I have had pretty good luck stripping paint off canoes with Citristrip:

It might take multiple applications of stripper to get the old paint off.

Oxidized or discolored gel coat that has not otherwise been damaged can often be restored to a near new appearance by wet sanding, then applying a polishing compound and buffing the hull with an automotive buffer.

Start with the finest grit waterproof paper that is effective in removing the oxidation and discoloration and work down to 1500 or 2000 grit, then polish and buff.

Sanding off the paint, definitely.

– Last Updated: Jul-09-15 9:02 AM EST –

YES, I will definitely be sanding off the old camo paint before repainting whatever color I go with.

I don't want to just sand back to the old gelcoat and leave it like that for a couple of reasons....the original gelcoat has some spiderwebbing cracks (and some actual chips) around the bow. There's also kevlar skid plates on the ends, which would show up amber colored unless they're painted over. The original gelcoat also had 15+ years of waterline stain as well as a couple of other discolored patch jobs from prior owners that I'm not sure would sand off gracefully. Basically, the original gelcoat won't restore to a nice brilliant white. I'm going to repaint's just a matter of deciding the color. Original white or navy blue?

canoe paint
Do not overthink it. Sand the old paint to give it some tooth. Get of the dust and paint. Latex porch paint or house paint works fine. You can use spray enamel. Some people like epoxy paint, but it is expensive and hard to work with. It is designed for use on boats that stay in the water. Touching up a painted boat with a brush hardly takes any time at all. White is a great color for a canoe.

I painted my canoe with Topsides
I painted my fiberglass canoe with Rustoleum Topsides paint. And navy blue! I sanded the boat and filled scratches and gouges, and the areas I had to repair. A tree branch fell on it causing some cracks and bruises. Then sanded again. Then I put on two coats of Rustoleum wood and fiberglass primer, lightly sanding sanding with 320 sand paper between coats. Then I applied the Topsides with a roller. It took 4 coats to cover so the primer didn’t show through. Again, light sanding\scuffing between coats. It won’t hold up well if you are rough with your boats, bottom scrapes will happen easy. But it will be ok if you take just a litle care. And can live with ‘use marks’. After two years it doesn’t look too bad. I painted the inside with camo paint. Duck hunters use it to paint their boats, it was the only flat finish oil based paint I could find. The inside really looks good.

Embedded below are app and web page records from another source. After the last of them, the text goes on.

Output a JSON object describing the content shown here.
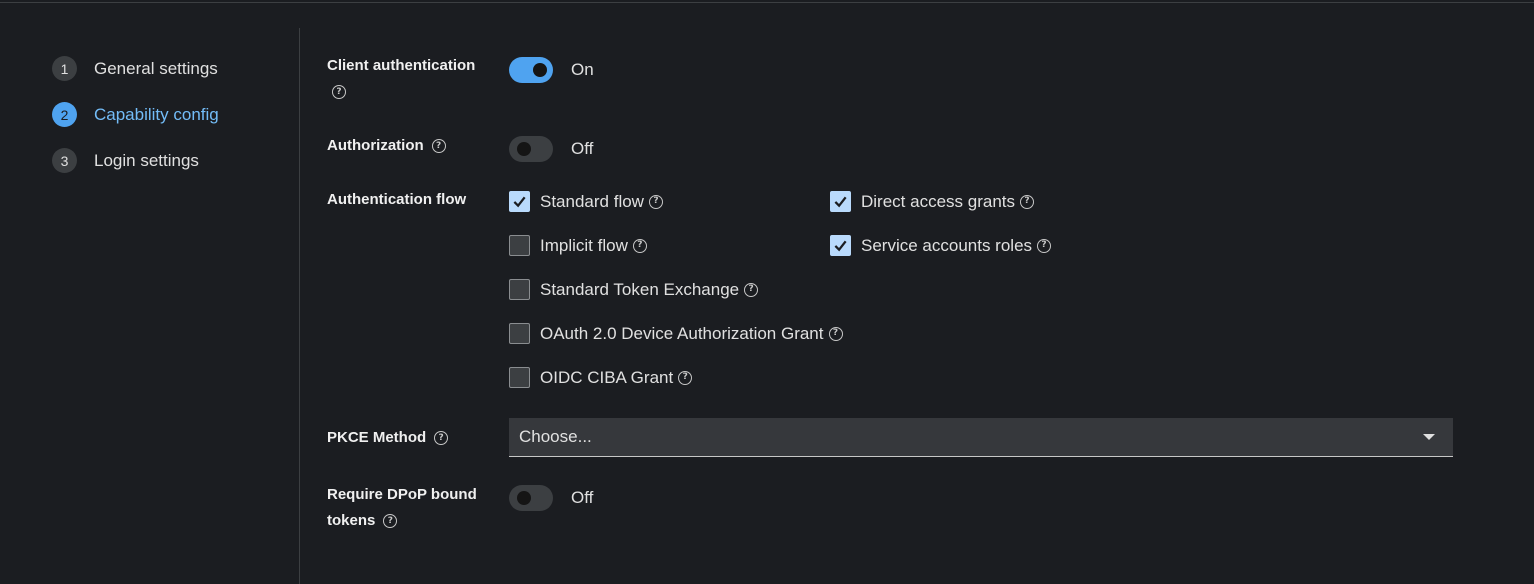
{
  "wizard": {
    "steps": [
      {
        "number": "1",
        "label": "General settings"
      },
      {
        "number": "2",
        "label": "Capability config"
      },
      {
        "number": "3",
        "label": "Login settings"
      }
    ],
    "current_step": 2
  },
  "form": {
    "client_authentication": {
      "label": "Client authentication",
      "state": "On"
    },
    "authorization": {
      "label": "Authorization",
      "state": "Off"
    },
    "authentication_flow": {
      "label": "Authentication flow",
      "options": [
        {
          "label": "Standard flow",
          "checked": true
        },
        {
          "label": "Direct access grants",
          "checked": true
        },
        {
          "label": "Implicit flow",
          "checked": false
        },
        {
          "label": "Service accounts roles",
          "checked": true
        },
        {
          "label": "Standard Token Exchange",
          "checked": false
        },
        {
          "label": "OAuth 2.0 Device Authorization Grant",
          "checked": false
        },
        {
          "label": "OIDC CIBA Grant",
          "checked": false
        }
      ]
    },
    "pkce_method": {
      "label": "PKCE Method",
      "value": "Choose..."
    },
    "require_dpop": {
      "label_line1": "Require DPoP bound",
      "label_line2": "tokens",
      "state": "Off"
    }
  },
  "icons": {
    "help": "help-circle-icon",
    "check": "checkmark-icon",
    "caret": "caret-down-icon"
  },
  "colors": {
    "accent": "#4fa3f0",
    "active_text": "#73bcf7",
    "background": "#1b1d21",
    "checked_box": "#b9dafc"
  }
}
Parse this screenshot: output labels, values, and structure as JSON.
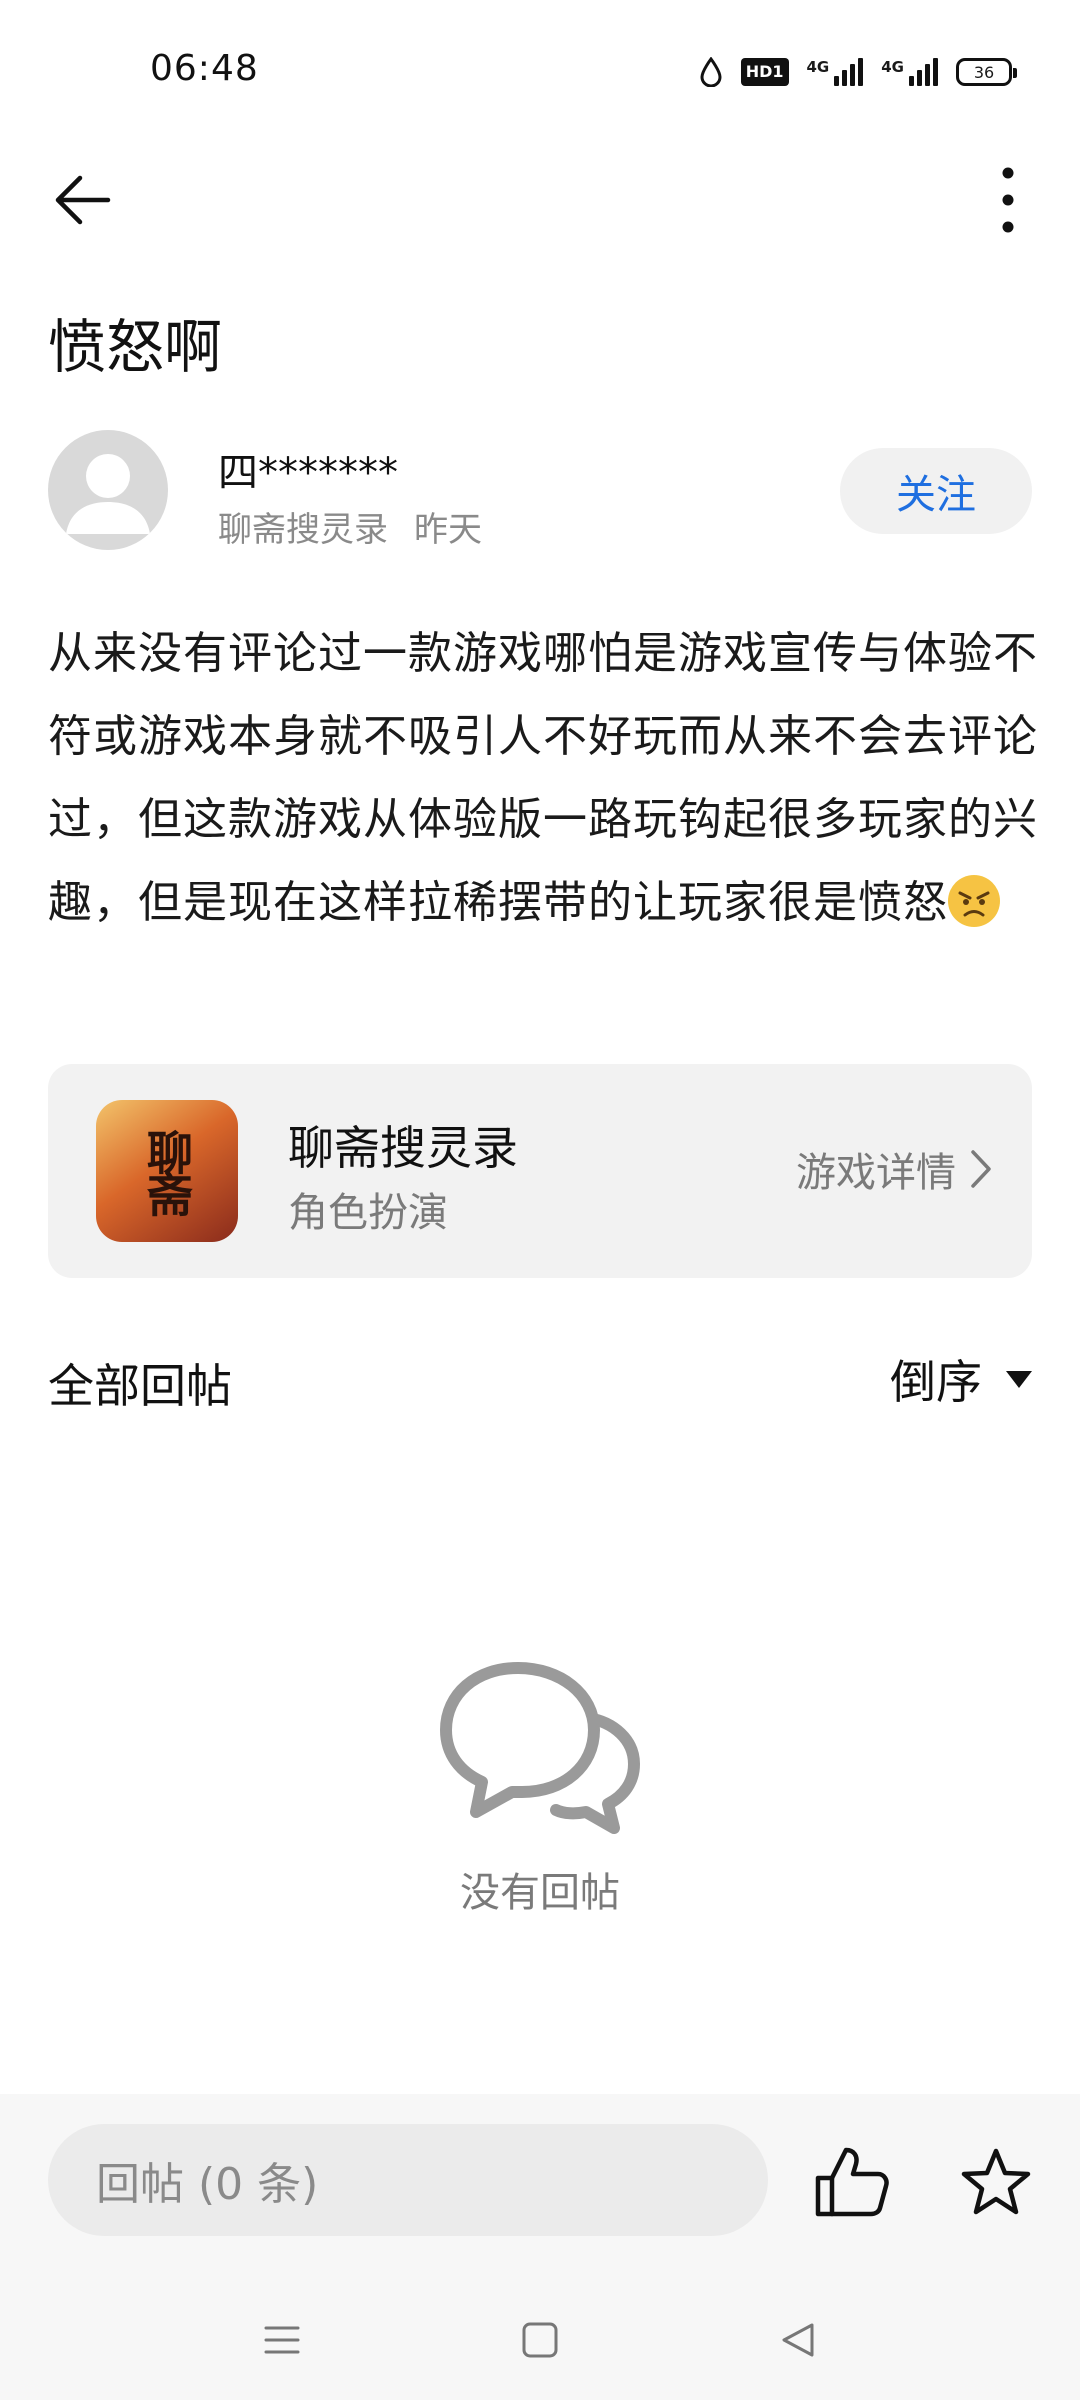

Rustolium Topside paint…

– Last Updated: Jul-10-15 1:58 PM EST –

I just used it on a kayak hull. It is one of the lowest cost paints of it's type but more than good enough for older paddle craft. Just follow directions and you will get a super job.

Thinning or tipping?
When you used this paint, did you bother to thin it at all, and did you bother to “tip” the roller marks away with a brush?